A goldilocks scenario is an environment that is just about right. Investors are optimistic about the global economic outlook, while they also expect central banks to leave the punch bowl in place for the time being. In addition, they do not seem concerned about possible difficulties further down the road. So fear of losing a part of their investment is not the main driver behind their behaviour. In fact, it is fear of missing attractive income and capital gains that drive their behaviour. Therefore, investors chase investments with relatively attractive returns. Are we currently experiencing a goldilocks environment in currency markets? Yes and no. Yes in the sense that currencies with relatively attractive returns, such as the majority of emerging market currencies, have been the currencies in vogue since the beginning of this year. In addition, currency volatility has moved lower, despite (geo) political concerns, while the global economy continues to improve. No in the sense that traditional safe-haven assets have not moved lower. In fact, the Japanese yen, German Bund and US Treasury prices have moved higher, while gold prices have lacked direction. The Swiss franc, however, has come under some pressure recently. We judge that the-near goldilocks environment for emerging market currencies will continue for some months while monetary policy and fundamentals have the upper hand in major currencies.

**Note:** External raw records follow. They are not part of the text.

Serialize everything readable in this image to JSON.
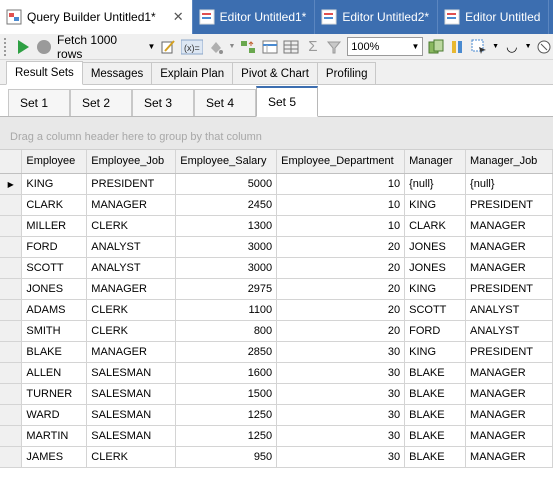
{
  "doc_tabs": [
    {
      "label": "Query Builder Untitled1*",
      "active": true,
      "closable": true,
      "icon": "query-builder-icon"
    },
    {
      "label": "Editor Untitled1*",
      "active": false,
      "closable": false,
      "icon": "sql-editor-icon"
    },
    {
      "label": "Editor Untitled2*",
      "active": false,
      "closable": false,
      "icon": "sql-editor-icon"
    },
    {
      "label": "Editor Untitled",
      "active": false,
      "closable": false,
      "icon": "sql-editor-icon"
    }
  ],
  "toolbar": {
    "fetch_label": "Fetch 1000 rows",
    "zoom_value": "100%"
  },
  "result_tabs": [
    "Result Sets",
    "Messages",
    "Explain Plan",
    "Pivot & Chart",
    "Profiling"
  ],
  "set_tabs": [
    "Set 1",
    "Set 2",
    "Set 3",
    "Set 4",
    "Set 5"
  ],
  "group_panel_text": "Drag a column header here to group by that column",
  "grid": {
    "columns": [
      "Employee",
      "Employee_Job",
      "Employee_Salary",
      "Employee_Department",
      "Manager",
      "Manager_Job"
    ],
    "rows": [
      [
        "KING",
        "PRESIDENT",
        "5000",
        "10",
        "{null}",
        "{null}"
      ],
      [
        "CLARK",
        "MANAGER",
        "2450",
        "10",
        "KING",
        "PRESIDENT"
      ],
      [
        "MILLER",
        "CLERK",
        "1300",
        "10",
        "CLARK",
        "MANAGER"
      ],
      [
        "FORD",
        "ANALYST",
        "3000",
        "20",
        "JONES",
        "MANAGER"
      ],
      [
        "SCOTT",
        "ANALYST",
        "3000",
        "20",
        "JONES",
        "MANAGER"
      ],
      [
        "JONES",
        "MANAGER",
        "2975",
        "20",
        "KING",
        "PRESIDENT"
      ],
      [
        "ADAMS",
        "CLERK",
        "1100",
        "20",
        "SCOTT",
        "ANALYST"
      ],
      [
        "SMITH",
        "CLERK",
        "800",
        "20",
        "FORD",
        "ANALYST"
      ],
      [
        "BLAKE",
        "MANAGER",
        "2850",
        "30",
        "KING",
        "PRESIDENT"
      ],
      [
        "ALLEN",
        "SALESMAN",
        "1600",
        "30",
        "BLAKE",
        "MANAGER"
      ],
      [
        "TURNER",
        "SALESMAN",
        "1500",
        "30",
        "BLAKE",
        "MANAGER"
      ],
      [
        "WARD",
        "SALESMAN",
        "1250",
        "30",
        "BLAKE",
        "MANAGER"
      ],
      [
        "MARTIN",
        "SALESMAN",
        "1250",
        "30",
        "BLAKE",
        "MANAGER"
      ],
      [
        "JAMES",
        "CLERK",
        "950",
        "30",
        "BLAKE",
        "MANAGER"
      ]
    ]
  },
  "colors": {
    "doc_tab_bar": "#3c6eb0",
    "run_green": "#2ea043",
    "stop_grey": "#9a9a9a"
  }
}
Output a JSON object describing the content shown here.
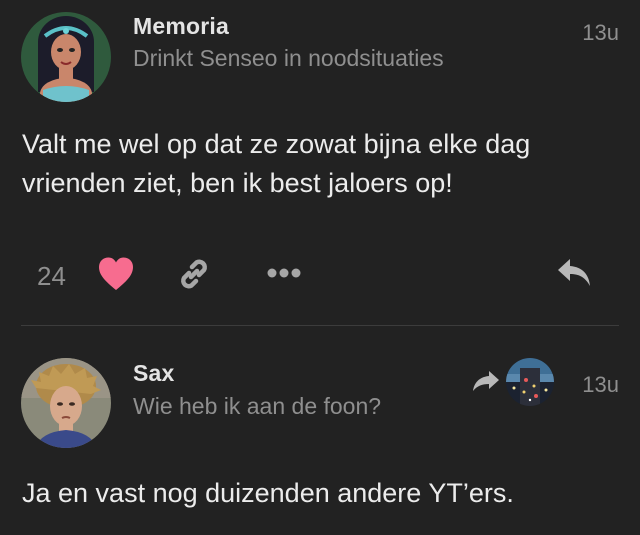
{
  "posts": [
    {
      "username": "Memoria",
      "user_title": "Drinkt Senseo in noodsituaties",
      "time": "13u",
      "content": "Valt me wel op dat ze zowat bijna elke dag vrienden ziet, ben ik best jaloers op!",
      "likes": "24",
      "liked": true
    },
    {
      "username": "Sax",
      "user_title": "Wie heb ik aan de foon?",
      "time": "13u",
      "content": "Ja en vast nog duizenden andere YT’ers."
    }
  ],
  "colors": {
    "background": "#222222",
    "text": "#ececec",
    "muted": "#8f8f8f",
    "heart": "#f76c8f",
    "icon": "#a6a6a6"
  },
  "icons": {
    "like": "heart-icon",
    "share_link": "link-icon",
    "more": "more-dots-icon",
    "reply": "reply-icon",
    "reply_to": "reply-to-arrow-icon"
  }
}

What does this mean for our currency views?
we have had recently scaled down our forecast upward trajectory for 10y US Treasury yields, emerging market currencies are likely to perform better than we have had foreseen with the exception of the Chinese yuan. Therefore, we have revised our emerging market currency forecasts to reflect a less negative overall view. However, we continue to hold on to our judgement that most of these currencies will remain rather volatile. They will be negatively affected if Treasury yields start rising and the Fed starts hiking official interest rates. In contrast, we have lowered our year end appreciation expectations in the CNY from 6.05 to 6.10 versus the US dollar as the central bank has continued to engineer a weaker currency longer than previously envisaged. We are keeping the Polish zloty (PLN), the Mexican peso (MXN) and the Chinese yuan (offshore versus the Japanese yen) as our top picks, as we are positive on fundamentals and expect them to be resilient when US Treasury yields eventually do rise. For major currencies, we have slightly adjusted our near-term forecasts to reflect a more modest upside in the US dollar, because of the Fed trying to anchor interest rates. However, we maintain the view that the US dollar will rally when financial markets to start to build expectations that the Fed will hike rates in 2015. Therefore, we are keeping our high conviction views. On the one hand, we remain negative on the euro, Japanese yen and Swiss franc. On the other hand, we remain positive on sterling and Swedish krona versus the euro.